By Kseniya Sovenko – UW News Lab/Special for CHS – With additional photography by Bryan Anton
It’s a rule. People can’t attend their own wake. But, on Sunday night, Jojo Corväiá, owner and creator of Arabica Lounge, defied nature.
Though Corväiá is alive and well, Arabica is not. After five years of catering to creative minds, intellectuals, coffee addicts and curious foodies, the beloved cafe served its last Arabica croques, omelettes au fromage and brülée cappuccinos Sunday.
Arabica’s public funeral party began that night. Lit mostly by candlelight, the cafe was eerily dim but crowded. As he entered, Corväiá was greeted by the applause of nearly 60 people, all of whom followed the strict dress and make-up code: all black with a black tear painted on their cheeks. The mood was bittersweet as loyal customers and friends exchanged long hugs and loud laughs with Corväiá. Over the course of the night, more than 160 people shuffled in and out to say their goodbyes.
“I really do feel like the atmosphere curated here will be lost on the hill,” said local musician and graphic designer Reed Juenger. “Some people might not consider it a tragic loss, but it definitely doesn’t exist anywhere else.”
Inspired by coffee and nostalgic for a favorite restaurant in his hometown of Caracas, Venezuela, Corväiá opened Arabica in 2009 to share his fascination for world cultures and travel. An architect by trade, he tore down all remnants of the preceding Supercuts in order to create a new aesthetic from the ground up. Striving to establish a hub for all kinds of artists, Corväiá focused on decorating the space with avant-garde visual art, good music and worldly flavors, including baked goods from 20 countries.
“Arabica is Jojo,” said Corväiá. “It’s Jojo because it’s an extension of my home — the things I bring when I travel, my personal art collection. I water the plants and I’m the only one who cleans the bathrooms. It’s very unlikely that you will know Arabica without knowing me.”
For the last year and half, Corväiá says he has struggled to maintain a good working relationship with the landlord of the building. With layers of graffiti covering the building walls and empty businesses next door, Corväiá says he was not stimulated to move forward.
Though he is proud of the contribution Arabica has made to Capitol Hill culture, Corväiá is excited to pursue new artistic interests, including two-dimensional art and experimentation with porcelain, in Berlin. He plans to leave Seattle in March.

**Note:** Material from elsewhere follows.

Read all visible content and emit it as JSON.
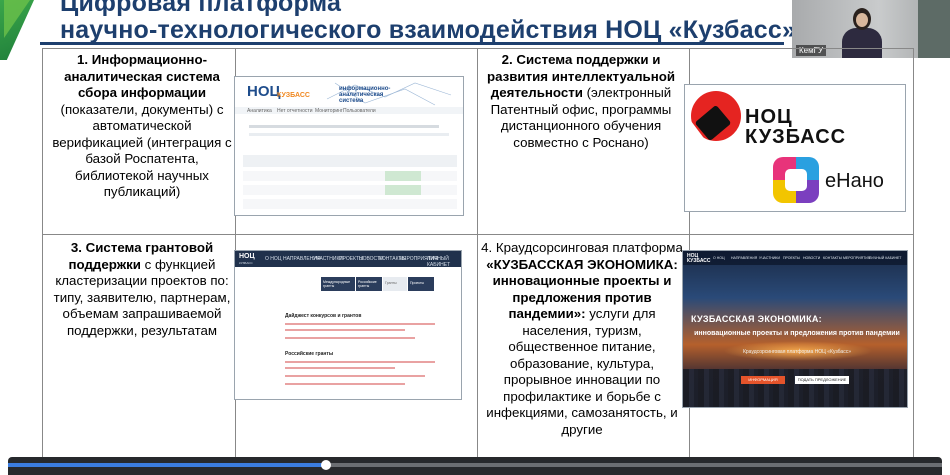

“It’s such an international city and it just called my name,” he said. “Every time I go, I hear French, Turkish, Spanish, German, and it makes me feel alive. I want to be mixed into that.”
With no indication of what, if anything, will replace the formerly thriving Arabica, customers are at a loss of where to catch the unusual, interactive-arts flair of the cafe.
“I am celebrating the end of this beautiful arts and community space,” said fiction writer Tominda Adkins, who drew black tears onto the faces of funeral-goers. “I’m sad to see it go, but I’m glad that it’s because Jojo is moving on to something exciting.”